* _The data_:
********************

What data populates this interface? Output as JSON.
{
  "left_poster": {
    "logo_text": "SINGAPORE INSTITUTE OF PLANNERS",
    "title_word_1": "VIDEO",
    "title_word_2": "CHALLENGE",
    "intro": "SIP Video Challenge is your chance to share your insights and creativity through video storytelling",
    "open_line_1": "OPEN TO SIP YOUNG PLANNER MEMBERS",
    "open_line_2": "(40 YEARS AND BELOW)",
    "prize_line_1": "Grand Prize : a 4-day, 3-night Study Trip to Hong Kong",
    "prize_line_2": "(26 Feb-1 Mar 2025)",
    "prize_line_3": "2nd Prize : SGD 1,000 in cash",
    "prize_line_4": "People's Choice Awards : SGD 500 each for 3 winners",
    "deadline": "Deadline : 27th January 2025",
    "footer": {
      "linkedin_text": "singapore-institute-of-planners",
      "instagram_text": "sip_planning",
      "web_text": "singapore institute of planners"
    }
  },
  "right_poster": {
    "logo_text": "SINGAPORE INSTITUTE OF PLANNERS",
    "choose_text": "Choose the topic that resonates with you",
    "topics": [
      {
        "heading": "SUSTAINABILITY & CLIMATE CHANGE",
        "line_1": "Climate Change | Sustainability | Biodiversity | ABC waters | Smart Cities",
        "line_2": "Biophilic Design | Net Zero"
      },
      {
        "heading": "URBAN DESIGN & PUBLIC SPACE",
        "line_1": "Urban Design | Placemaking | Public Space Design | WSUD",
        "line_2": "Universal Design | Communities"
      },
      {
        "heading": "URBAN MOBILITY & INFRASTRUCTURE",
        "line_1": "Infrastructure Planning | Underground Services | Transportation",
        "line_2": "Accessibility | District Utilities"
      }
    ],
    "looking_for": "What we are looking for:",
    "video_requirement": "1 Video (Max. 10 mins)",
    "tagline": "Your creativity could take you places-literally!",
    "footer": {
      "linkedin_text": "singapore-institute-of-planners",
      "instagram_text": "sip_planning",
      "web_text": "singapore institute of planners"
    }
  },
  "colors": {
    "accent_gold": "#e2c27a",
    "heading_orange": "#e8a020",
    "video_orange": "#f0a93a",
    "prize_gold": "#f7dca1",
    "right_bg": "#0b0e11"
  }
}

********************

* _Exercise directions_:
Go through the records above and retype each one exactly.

* _Output for this task_:
What data populates this interface? Output as JSON.
{
  "left_poster": {
    "logo_text": "SINGAPORE INSTITUTE OF PLANNERS",
    "title_word_1": "VIDEO",
    "title_word_2": "CHALLENGE",
    "intro": "SIP Video Challenge is your chance to share your insights and creativity through video storytelling",
    "open_line_1": "OPEN TO SIP YOUNG PLANNER MEMBERS",
    "open_line_2": "(40 YEARS AND BELOW)",
    "prize_line_1": "Grand Prize : a 4-day, 3-night Study Trip to Hong Kong",
    "prize_line_2": "(26 Feb-1 Mar 2025)",
    "prize_line_3": "2nd Prize : SGD 1,000 in cash",
    "prize_line_4": "People's Choice Awards : SGD 500 each for 3 winners",
    "deadline": "Deadline : 27th January 2025",
    "footer": {
      "linkedin_text": "singapore-institute-of-planners",
      "instagram_text": "sip_planning",
      "web_text": "singapore institute of planners"
    }
  },
  "right_poster": {
    "logo_text": "SINGAPORE INSTITUTE OF PLANNERS",
    "choose_text": "Choose the topic that resonates with you",
    "topics": [
      {
        "heading": "SUSTAINABILITY & CLIMATE CHANGE",
        "line_1": "Climate Change | Sustainability | Biodiversity | ABC waters | Smart Cities",
        "line_2": "Biophilic Design | Net Zero"
      },
      {
        "heading": "URBAN DESIGN & PUBLIC SPACE",
        "line_1": "Urban Design | Placemaking | Public Space Design | WSUD",
        "line_2": "Universal Design | Communities"
      },
      {
        "heading": "URBAN MOBILITY & INFRASTRUCTURE",
        "line_1": "Infrastructure Planning | Underground Services | Transportation",
        "line_2": "Accessibility | District Utilities"
      }
    ],
    "looking_for": "What we are looking for:",
    "video_requirement": "1 Video (Max. 10 mins)",
    "tagline": "Your creativity could take you places-literally!",
    "footer": {
      "linkedin_text": "singapore-institute-of-planners",
      "instagram_text": "sip_planning",
      "web_text": "singapore institute of planners"
    }
  },
  "colors": {
    "accent_gold": "#e2c27a",
    "heading_orange": "#e8a020",
    "video_orange": "#f0a93a",
    "prize_gold": "#f7dca1",
    "right_bg": "#0b0e11"
  }
}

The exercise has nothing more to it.